All is dust… Spurned by his former brothers and his father Magnus the Red, Ahriman is a wanderer, a sorcerer of Tzeentch whose actions condemned an entire Legion to an eternity of damnation. Once a vaunted servant of the Thousand Sons, he is now an outcast, a renegade who resides in the Eye of Terror. Ever scheming, he plots his return to power and the destruction of his enemies, an architect of fate and master of the warp.
After reading and loving Aaron Dembski-Bowden’s The Talon of Horus, I was in the mood to read more fiction about the Traitor Legions. I’ve had Ahriman: Exile for quite some time, but just hadn’t got around to reading it. Talon of Horus is told from the perspective of one of Ahriman’s greatest rivals, and because I enjoyed French’s two Ahriman short stories, this seemed like a perfect next read. It was… good. Unpolished, but good.
The premise of this novel had a lot of potential: Ahriman is still living in exile, following his banishment from the World of Sorcerers. Still reeling from the impact of his Rubric, a ritual intended to save the Thousand Sons from the corrupting and mutating influence of the Warp, he has withdrawn into himself: tamping down his psychic powers, cutting himself off from the empyrean and limiting his abilities. Eking out an existence under an assumed name, working for objectionable renegade warbands, he’s not the happiest of sorcerers. He’s a bit of a pathetic figure, actually.
After a band of Thousand Sons track him down, he’s forced to take control of his fate once more. He is joined by a pair of renegade survivors, and they set out to find out who is hunting Ahriman and why. It’s… not the most riveting read. It’s quickly-paced, and French’s prose is good, but there was something off about the novel. The story kind of meanders, as Ahriman agonizes over whether or not he should embrace the awe-inspiring sorcerer he used to be. I never really felt the angst or conflict Ahriman was supposed to be feeling. It was inevitable that he would embrace his powers by the end (and it is in a pretty impressive manner — French has a knack for writing impressive warp/psychic abilities), but the story arc didn’t excite me much. I wasn’t hooked. I had a little difficulty engaging with the characters. Comparing the characterisation here with that found in the Horus Heresy series, and the aforementioned Talon of Horus, it’s difficult to not be a little disappointed.

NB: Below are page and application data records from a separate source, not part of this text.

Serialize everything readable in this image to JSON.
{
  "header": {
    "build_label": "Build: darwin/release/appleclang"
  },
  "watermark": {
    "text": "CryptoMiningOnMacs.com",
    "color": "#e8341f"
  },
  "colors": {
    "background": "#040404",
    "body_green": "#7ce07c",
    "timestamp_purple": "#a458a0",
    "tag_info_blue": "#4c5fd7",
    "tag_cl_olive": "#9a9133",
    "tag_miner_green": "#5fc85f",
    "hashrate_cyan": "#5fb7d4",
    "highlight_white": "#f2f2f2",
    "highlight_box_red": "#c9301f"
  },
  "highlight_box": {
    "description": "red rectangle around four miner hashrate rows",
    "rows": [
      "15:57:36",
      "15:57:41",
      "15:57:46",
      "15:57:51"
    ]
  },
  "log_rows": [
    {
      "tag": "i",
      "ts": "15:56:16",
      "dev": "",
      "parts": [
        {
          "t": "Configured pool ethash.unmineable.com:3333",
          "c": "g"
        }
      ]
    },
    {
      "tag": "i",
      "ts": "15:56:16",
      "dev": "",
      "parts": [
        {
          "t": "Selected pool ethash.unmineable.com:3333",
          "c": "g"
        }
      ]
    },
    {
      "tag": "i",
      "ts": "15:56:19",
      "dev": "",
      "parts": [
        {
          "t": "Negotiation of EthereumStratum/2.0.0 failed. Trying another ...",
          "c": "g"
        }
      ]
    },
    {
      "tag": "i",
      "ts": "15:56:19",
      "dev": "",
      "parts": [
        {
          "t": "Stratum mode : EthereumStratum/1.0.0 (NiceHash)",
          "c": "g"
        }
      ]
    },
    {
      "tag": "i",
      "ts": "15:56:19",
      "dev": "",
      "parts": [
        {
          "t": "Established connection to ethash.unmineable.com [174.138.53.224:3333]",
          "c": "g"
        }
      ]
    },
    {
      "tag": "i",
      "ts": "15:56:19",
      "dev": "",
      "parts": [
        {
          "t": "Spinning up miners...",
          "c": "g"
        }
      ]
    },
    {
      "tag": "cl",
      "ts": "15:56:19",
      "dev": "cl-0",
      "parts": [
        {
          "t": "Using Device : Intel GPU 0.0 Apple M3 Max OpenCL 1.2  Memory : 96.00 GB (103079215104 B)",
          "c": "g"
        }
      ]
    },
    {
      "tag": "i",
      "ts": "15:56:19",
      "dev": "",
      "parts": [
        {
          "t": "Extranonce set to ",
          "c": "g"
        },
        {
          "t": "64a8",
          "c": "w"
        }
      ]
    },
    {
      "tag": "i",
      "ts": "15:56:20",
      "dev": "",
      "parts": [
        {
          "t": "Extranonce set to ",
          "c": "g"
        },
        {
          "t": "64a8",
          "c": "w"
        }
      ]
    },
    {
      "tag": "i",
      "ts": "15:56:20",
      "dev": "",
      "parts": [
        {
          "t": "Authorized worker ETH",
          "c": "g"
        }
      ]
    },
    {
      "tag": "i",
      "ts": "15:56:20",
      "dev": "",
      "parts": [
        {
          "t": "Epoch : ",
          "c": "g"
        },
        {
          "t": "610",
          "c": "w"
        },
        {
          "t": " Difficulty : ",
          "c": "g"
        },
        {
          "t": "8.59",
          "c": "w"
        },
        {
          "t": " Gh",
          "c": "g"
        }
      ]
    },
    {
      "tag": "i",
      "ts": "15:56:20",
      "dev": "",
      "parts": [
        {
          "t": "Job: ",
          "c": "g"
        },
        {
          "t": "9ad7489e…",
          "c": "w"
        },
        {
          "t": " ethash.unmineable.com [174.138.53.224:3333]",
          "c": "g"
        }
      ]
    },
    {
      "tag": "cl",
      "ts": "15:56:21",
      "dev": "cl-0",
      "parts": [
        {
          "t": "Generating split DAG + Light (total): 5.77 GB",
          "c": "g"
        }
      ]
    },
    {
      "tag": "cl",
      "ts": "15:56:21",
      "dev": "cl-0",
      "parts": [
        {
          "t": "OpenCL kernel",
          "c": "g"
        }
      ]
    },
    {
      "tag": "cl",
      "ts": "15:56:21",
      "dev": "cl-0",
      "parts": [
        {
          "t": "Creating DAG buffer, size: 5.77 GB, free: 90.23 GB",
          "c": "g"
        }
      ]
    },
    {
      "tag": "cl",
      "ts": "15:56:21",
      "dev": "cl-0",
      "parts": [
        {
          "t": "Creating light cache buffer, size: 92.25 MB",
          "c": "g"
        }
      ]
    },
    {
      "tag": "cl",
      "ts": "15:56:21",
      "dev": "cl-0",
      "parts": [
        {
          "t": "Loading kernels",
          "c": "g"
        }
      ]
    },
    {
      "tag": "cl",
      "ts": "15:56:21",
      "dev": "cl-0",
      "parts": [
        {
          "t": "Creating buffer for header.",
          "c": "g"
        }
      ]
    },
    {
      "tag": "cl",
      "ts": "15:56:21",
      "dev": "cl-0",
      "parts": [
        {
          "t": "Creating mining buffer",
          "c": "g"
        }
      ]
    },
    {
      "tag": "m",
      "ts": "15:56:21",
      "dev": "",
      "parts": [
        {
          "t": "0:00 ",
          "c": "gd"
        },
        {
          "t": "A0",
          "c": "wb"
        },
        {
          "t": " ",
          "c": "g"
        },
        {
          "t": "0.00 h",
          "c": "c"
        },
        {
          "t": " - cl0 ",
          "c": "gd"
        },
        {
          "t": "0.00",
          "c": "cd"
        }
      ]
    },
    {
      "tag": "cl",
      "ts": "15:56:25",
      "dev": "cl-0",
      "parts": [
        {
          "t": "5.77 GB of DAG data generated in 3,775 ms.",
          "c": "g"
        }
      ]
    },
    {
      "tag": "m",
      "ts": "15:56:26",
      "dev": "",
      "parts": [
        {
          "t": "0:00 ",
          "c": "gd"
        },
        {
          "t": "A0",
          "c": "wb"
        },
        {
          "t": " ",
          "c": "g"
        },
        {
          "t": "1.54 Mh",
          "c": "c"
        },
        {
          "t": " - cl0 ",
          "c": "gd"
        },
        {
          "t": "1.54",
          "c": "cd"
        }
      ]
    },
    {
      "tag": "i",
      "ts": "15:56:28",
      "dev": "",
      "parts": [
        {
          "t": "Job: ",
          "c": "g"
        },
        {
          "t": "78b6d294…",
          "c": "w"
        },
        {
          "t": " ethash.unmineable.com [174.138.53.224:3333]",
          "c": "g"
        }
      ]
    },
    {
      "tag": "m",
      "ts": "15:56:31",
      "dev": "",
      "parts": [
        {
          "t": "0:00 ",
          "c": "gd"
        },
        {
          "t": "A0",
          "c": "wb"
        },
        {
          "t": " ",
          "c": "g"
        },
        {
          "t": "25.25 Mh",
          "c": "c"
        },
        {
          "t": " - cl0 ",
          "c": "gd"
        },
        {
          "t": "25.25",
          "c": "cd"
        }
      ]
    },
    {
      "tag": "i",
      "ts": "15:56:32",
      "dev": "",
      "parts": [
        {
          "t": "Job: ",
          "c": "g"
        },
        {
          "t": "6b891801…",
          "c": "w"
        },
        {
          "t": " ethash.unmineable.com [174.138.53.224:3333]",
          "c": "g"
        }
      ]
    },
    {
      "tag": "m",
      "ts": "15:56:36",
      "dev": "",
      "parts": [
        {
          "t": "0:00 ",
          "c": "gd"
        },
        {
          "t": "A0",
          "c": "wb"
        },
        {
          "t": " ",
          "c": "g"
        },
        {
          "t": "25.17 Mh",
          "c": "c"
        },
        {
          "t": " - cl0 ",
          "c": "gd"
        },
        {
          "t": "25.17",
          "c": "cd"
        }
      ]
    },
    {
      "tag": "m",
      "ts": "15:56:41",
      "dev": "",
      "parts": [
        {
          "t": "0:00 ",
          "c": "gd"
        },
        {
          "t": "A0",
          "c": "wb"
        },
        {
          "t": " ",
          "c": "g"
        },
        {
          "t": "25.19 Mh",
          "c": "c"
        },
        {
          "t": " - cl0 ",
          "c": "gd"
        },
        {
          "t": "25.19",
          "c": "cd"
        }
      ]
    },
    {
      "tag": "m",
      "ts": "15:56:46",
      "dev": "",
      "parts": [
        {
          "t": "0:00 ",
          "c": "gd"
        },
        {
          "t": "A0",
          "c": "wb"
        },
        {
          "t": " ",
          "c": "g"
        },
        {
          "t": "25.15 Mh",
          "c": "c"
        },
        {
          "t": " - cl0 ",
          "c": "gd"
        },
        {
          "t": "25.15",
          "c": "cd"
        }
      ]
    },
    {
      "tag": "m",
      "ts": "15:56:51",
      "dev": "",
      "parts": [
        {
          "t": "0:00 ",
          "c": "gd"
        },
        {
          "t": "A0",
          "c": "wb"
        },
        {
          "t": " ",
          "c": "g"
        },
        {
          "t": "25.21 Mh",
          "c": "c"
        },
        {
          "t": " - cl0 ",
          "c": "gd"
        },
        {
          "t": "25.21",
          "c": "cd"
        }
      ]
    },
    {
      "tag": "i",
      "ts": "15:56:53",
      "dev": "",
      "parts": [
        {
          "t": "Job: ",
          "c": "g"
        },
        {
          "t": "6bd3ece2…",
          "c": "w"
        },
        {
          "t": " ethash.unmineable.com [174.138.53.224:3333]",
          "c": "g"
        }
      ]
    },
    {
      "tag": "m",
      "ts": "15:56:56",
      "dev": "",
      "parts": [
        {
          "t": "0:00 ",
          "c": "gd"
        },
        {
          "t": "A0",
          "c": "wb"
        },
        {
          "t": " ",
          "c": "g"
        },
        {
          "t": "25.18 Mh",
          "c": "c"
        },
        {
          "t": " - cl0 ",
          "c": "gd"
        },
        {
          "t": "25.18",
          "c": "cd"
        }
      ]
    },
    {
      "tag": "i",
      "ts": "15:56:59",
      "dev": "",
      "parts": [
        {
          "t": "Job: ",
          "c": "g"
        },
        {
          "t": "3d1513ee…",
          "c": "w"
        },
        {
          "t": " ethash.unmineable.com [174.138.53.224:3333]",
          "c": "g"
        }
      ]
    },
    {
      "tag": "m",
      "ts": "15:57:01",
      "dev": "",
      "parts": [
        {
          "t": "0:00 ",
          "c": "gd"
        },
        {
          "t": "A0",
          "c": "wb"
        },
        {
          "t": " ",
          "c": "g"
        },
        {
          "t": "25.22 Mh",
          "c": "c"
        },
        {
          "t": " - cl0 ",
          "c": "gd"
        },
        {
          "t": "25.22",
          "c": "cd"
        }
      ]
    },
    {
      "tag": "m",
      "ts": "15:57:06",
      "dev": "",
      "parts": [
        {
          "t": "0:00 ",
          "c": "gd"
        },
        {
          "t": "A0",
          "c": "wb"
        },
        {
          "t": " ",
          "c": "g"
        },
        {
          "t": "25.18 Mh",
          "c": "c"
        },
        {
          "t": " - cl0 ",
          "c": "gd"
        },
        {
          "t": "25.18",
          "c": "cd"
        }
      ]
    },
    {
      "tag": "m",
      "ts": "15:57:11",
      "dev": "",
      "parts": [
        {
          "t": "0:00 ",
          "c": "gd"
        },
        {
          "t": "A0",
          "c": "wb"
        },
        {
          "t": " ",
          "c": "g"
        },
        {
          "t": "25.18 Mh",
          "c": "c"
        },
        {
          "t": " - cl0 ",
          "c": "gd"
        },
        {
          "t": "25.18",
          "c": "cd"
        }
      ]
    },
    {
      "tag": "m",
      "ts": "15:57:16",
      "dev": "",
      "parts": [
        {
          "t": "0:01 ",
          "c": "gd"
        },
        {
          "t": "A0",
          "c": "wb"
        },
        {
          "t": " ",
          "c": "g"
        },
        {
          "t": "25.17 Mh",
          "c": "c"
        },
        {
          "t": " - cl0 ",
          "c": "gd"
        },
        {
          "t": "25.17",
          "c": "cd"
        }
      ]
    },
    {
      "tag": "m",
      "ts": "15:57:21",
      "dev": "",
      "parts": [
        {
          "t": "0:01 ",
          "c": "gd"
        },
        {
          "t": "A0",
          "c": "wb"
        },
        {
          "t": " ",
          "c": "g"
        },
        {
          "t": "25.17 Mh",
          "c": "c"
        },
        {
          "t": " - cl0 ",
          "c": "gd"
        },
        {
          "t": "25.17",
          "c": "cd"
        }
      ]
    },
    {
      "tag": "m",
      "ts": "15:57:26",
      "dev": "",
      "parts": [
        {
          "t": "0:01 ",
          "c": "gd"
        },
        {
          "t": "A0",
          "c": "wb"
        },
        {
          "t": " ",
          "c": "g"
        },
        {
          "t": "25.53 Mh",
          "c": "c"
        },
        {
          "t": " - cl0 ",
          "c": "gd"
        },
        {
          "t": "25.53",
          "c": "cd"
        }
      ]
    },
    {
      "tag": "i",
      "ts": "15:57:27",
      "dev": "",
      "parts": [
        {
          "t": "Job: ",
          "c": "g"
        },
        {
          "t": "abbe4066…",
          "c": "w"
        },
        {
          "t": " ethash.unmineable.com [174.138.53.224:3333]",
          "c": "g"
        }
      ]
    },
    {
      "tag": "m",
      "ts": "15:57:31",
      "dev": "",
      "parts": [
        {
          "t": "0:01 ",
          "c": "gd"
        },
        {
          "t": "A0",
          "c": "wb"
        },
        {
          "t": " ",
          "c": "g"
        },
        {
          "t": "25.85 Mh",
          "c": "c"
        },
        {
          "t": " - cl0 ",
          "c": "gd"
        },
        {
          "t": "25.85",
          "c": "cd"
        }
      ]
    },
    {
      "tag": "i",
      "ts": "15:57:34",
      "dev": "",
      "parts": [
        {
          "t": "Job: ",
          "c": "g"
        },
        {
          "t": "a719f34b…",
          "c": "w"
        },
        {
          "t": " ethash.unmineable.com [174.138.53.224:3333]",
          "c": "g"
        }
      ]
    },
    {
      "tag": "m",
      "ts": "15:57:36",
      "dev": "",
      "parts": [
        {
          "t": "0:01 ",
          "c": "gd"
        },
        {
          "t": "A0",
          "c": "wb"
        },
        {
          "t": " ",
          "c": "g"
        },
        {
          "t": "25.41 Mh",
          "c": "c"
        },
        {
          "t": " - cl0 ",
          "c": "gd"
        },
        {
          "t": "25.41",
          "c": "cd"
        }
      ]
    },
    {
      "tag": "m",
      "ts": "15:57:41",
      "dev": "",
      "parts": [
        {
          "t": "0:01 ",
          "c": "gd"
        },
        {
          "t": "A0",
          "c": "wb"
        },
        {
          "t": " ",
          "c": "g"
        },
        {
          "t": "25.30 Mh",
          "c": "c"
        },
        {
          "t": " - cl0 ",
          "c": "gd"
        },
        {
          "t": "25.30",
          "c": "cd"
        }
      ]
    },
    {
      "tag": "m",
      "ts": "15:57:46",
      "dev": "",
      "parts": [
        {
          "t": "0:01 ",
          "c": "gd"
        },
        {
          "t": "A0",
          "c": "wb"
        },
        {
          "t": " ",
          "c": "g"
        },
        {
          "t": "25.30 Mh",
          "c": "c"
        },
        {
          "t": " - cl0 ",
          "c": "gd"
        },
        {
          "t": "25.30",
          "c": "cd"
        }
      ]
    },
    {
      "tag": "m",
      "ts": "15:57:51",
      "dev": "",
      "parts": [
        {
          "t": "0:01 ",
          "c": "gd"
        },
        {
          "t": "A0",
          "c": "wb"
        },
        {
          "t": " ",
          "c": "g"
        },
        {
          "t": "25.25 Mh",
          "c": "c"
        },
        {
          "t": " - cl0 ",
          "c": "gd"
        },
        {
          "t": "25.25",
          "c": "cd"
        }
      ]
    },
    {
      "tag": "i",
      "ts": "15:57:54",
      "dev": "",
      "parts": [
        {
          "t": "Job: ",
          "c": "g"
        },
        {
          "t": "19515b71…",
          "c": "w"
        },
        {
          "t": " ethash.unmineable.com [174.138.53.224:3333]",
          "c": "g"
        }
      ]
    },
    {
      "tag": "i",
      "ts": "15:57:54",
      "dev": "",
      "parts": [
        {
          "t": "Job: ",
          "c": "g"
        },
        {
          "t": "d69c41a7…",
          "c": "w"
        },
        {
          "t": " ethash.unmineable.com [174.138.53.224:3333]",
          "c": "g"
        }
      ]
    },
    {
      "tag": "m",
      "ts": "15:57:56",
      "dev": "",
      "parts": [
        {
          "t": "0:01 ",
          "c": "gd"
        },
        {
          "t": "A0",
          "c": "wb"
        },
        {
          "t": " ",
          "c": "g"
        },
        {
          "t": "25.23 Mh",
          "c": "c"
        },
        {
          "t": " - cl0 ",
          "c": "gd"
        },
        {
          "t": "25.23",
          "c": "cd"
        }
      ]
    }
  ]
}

That’s not to say the novel is no good: it’s clearly part one of a larger story arc. Ahriman needs to come back to himself and accept that hiding from fate and the past is doomed to failure and, well, boredom for him. He’s miserable, a bit angsty. The final 10% of the novel is pretty good: action-packed, lots of impressive, over-the-top sorcery, and promising hints for the future. French’s short fiction has been great, so I wonder if Ahriman: Exile suffers from some hesitancy, or lack of confidence? It felt unpolished, and at times a bit choppy.
I’ve bought the sequel, Ahriman: Sorcerer, which I’ll read soon (maybe in January), and I’m looking forward to doing so. Hopefully, French will have become a bit more comfortable and confident with the character, making the sequel a stronger and more engaging read. French’s more-recent work has been great — for example, his Horus Heresy short fiction Child of Night and his contributions to the anthologies Age of Darkness and Shadows of Treachery; and also his Ahriman short fiction, Hand of Dust and The Dead Oracle.
If you’re a fan of the character, or Traitor Legions in general, I think you should still check the novel out. Maybe I’ve been harsh, or just spoiled by the Heresy series. I’m hopefully the series will improve.